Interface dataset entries
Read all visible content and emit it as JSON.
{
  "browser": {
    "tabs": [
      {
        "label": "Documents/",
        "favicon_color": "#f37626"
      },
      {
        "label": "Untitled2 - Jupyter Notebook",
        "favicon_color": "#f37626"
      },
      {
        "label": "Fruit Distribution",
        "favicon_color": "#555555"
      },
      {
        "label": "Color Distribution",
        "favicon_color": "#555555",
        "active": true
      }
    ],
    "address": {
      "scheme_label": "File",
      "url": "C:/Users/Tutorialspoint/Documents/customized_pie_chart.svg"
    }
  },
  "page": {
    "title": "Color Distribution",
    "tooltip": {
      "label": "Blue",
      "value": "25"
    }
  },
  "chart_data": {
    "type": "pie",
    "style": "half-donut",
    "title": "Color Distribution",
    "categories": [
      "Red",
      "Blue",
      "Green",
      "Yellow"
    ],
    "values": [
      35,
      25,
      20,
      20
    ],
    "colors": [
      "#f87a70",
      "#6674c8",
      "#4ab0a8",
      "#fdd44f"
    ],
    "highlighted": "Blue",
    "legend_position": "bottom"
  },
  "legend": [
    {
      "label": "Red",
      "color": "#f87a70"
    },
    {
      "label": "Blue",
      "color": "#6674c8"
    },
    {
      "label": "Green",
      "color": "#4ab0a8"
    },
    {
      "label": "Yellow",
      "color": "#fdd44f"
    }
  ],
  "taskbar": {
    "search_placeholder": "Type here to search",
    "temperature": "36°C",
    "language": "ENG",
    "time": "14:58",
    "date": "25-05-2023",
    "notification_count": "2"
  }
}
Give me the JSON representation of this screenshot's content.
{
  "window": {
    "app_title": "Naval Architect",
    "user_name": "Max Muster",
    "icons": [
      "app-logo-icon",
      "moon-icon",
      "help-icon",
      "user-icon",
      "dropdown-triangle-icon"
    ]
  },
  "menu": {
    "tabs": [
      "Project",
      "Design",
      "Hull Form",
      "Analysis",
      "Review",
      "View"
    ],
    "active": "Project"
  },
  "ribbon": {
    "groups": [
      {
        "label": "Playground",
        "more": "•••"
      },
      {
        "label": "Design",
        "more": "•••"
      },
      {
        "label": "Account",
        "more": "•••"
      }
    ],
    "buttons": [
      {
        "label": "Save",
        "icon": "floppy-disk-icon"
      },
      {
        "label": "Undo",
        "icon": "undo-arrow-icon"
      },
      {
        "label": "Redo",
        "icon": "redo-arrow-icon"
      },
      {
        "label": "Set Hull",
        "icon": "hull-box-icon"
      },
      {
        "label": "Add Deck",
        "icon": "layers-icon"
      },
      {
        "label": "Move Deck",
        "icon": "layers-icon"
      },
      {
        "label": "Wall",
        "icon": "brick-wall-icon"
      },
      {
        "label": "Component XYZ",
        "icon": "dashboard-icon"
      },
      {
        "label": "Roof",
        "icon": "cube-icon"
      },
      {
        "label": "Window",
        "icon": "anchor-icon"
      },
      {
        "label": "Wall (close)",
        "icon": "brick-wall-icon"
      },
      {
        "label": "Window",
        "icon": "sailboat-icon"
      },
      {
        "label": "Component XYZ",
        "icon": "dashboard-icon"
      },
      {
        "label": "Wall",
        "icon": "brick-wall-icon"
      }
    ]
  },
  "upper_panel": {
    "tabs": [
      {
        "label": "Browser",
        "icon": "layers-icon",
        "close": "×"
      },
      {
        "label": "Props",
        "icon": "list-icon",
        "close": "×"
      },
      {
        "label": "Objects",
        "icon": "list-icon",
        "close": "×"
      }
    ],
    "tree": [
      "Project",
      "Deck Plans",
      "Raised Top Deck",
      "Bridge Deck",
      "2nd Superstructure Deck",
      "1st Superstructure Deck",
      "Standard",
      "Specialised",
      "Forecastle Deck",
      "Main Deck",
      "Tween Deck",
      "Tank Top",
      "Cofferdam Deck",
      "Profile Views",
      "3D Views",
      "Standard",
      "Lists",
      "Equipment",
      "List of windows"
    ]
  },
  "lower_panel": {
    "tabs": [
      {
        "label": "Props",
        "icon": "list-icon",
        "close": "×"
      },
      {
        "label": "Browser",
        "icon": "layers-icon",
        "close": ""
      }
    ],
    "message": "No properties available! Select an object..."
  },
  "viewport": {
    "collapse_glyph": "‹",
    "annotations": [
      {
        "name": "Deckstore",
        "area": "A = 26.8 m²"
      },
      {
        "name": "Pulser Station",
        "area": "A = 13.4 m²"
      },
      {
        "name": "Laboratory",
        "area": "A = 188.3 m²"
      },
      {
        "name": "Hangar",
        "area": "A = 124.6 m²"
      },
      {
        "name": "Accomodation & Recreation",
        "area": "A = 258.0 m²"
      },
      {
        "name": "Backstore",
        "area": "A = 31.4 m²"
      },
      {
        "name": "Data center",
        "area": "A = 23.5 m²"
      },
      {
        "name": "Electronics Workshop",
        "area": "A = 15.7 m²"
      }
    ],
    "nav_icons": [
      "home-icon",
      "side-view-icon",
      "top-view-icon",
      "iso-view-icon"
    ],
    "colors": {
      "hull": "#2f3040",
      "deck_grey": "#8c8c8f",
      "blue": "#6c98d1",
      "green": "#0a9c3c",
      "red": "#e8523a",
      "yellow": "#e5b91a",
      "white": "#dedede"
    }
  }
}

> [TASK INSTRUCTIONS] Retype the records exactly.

> [EXERCISE ANSWER]
Read all visible content and emit it as JSON.
{
  "browser": {
    "tabs": [
      {
        "label": "Documents/",
        "favicon_color": "#f37626"
      },
      {
        "label": "Untitled2 - Jupyter Notebook",
        "favicon_color": "#f37626"
      },
      {
        "label": "Fruit Distribution",
        "favicon_color": "#555555"
      },
      {
        "label": "Color Distribution",
        "favicon_color": "#555555",
        "active": true
      }
    ],
    "address": {
      "scheme_label": "File",
      "url": "C:/Users/Tutorialspoint/Documents/customized_pie_chart.svg"
    }
  },
  "page": {
    "title": "Color Distribution",
    "tooltip": {
      "label": "Blue",
      "value": "25"
    }
  },
  "chart_data": {
    "type": "pie",
    "style": "half-donut",
    "title": "Color Distribution",
    "categories": [
      "Red",
      "Blue",
      "Green",
      "Yellow"
    ],
    "values": [
      35,
      25,
      20,
      20
    ],
    "colors": [
      "#f87a70",
      "#6674c8",
      "#4ab0a8",
      "#fdd44f"
    ],
    "highlighted": "Blue",
    "legend_position": "bottom"
  },
  "legend": [
    {
      "label": "Red",
      "color": "#f87a70"
    },
    {
      "label": "Blue",
      "color": "#6674c8"
    },
    {
      "label": "Green",
      "color": "#4ab0a8"
    },
    {
      "label": "Yellow",
      "color": "#fdd44f"
    }
  ],
  "taskbar": {
    "search_placeholder": "Type here to search",
    "temperature": "36°C",
    "language": "ENG",
    "time": "14:58",
    "date": "25-05-2023",
    "notification_count": "2"
  }
}
Give me the JSON representation of this screenshot's content.
{
  "window": {
    "app_title": "Naval Architect",
    "user_name": "Max Muster",
    "icons": [
      "app-logo-icon",
      "moon-icon",
      "help-icon",
      "user-icon",
      "dropdown-triangle-icon"
    ]
  },
  "menu": {
    "tabs": [
      "Project",
      "Design",
      "Hull Form",
      "Analysis",
      "Review",
      "View"
    ],
    "active": "Project"
  },
  "ribbon": {
    "groups": [
      {
        "label": "Playground",
        "more": "•••"
      },
      {
        "label": "Design",
        "more": "•••"
      },
      {
        "label": "Account",
        "more": "•••"
      }
    ],
    "buttons": [
      {
        "label": "Save",
        "icon": "floppy-disk-icon"
      },
      {
        "label": "Undo",
        "icon": "undo-arrow-icon"
      },
      {
        "label": "Redo",
        "icon": "redo-arrow-icon"
      },
      {
        "label": "Set Hull",
        "icon": "hull-box-icon"
      },
      {
        "label": "Add Deck",
        "icon": "layers-icon"
      },
      {
        "label": "Move Deck",
        "icon": "layers-icon"
      },
      {
        "label": "Wall",
        "icon": "brick-wall-icon"
      },
      {
        "label": "Component XYZ",
        "icon": "dashboard-icon"
      },
      {
        "label": "Roof",
        "icon": "cube-icon"
      },
      {
        "label": "Window",
        "icon": "anchor-icon"
      },
      {
        "label": "Wall (close)",
        "icon": "brick-wall-icon"
      },
      {
        "label": "Window",
        "icon": "sailboat-icon"
      },
      {
        "label": "Component XYZ",
        "icon": "dashboard-icon"
      },
      {
        "label": "Wall",
        "icon": "brick-wall-icon"
      }
    ]
  },
  "upper_panel": {
    "tabs": [
      {
        "label": "Browser",
        "icon": "layers-icon",
        "close": "×"
      },
      {
        "label": "Props",
        "icon": "list-icon",
        "close": "×"
      },
      {
        "label": "Objects",
        "icon": "list-icon",
        "close": "×"
      }
    ],
    "tree": [
      "Project",
      "Deck Plans",
      "Raised Top Deck",
      "Bridge Deck",
      "2nd Superstructure Deck",
      "1st Superstructure Deck",
      "Standard",
      "Specialised",
      "Forecastle Deck",
      "Main Deck",
      "Tween Deck",
      "Tank Top",
      "Cofferdam Deck",
      "Profile Views",
      "3D Views",
      "Standard",
      "Lists",
      "Equipment",
      "List of windows"
    ]
  },
  "lower_panel": {
    "tabs": [
      {
        "label": "Props",
        "icon": "list-icon",
        "close": "×"
      },
      {
        "label": "Browser",
        "icon": "layers-icon",
        "close": ""
      }
    ],
    "message": "No properties available! Select an object..."
  },
  "viewport": {
    "collapse_glyph": "‹",
    "annotations": [
      {
        "name": "Deckstore",
        "area": "A = 26.8 m²"
      },
      {
        "name": "Pulser Station",
        "area": "A = 13.4 m²"
      },
      {
        "name": "Laboratory",
        "area": "A = 188.3 m²"
      },
      {
        "name": "Hangar",
        "area": "A = 124.6 m²"
      },
      {
        "name": "Accomodation & Recreation",
        "area": "A = 258.0 m²"
      },
      {
        "name": "Backstore",
        "area": "A = 31.4 m²"
      },
      {
        "name": "Data center",
        "area": "A = 23.5 m²"
      },
      {
        "name": "Electronics Workshop",
        "area": "A = 15.7 m²"
      }
    ],
    "nav_icons": [
      "home-icon",
      "side-view-icon",
      "top-view-icon",
      "iso-view-icon"
    ],
    "colors": {
      "hull": "#2f3040",
      "deck_grey": "#8c8c8f",
      "blue": "#6c98d1",
      "green": "#0a9c3c",
      "red": "#e8523a",
      "yellow": "#e5b91a",
      "white": "#dedede"
    }
  }
}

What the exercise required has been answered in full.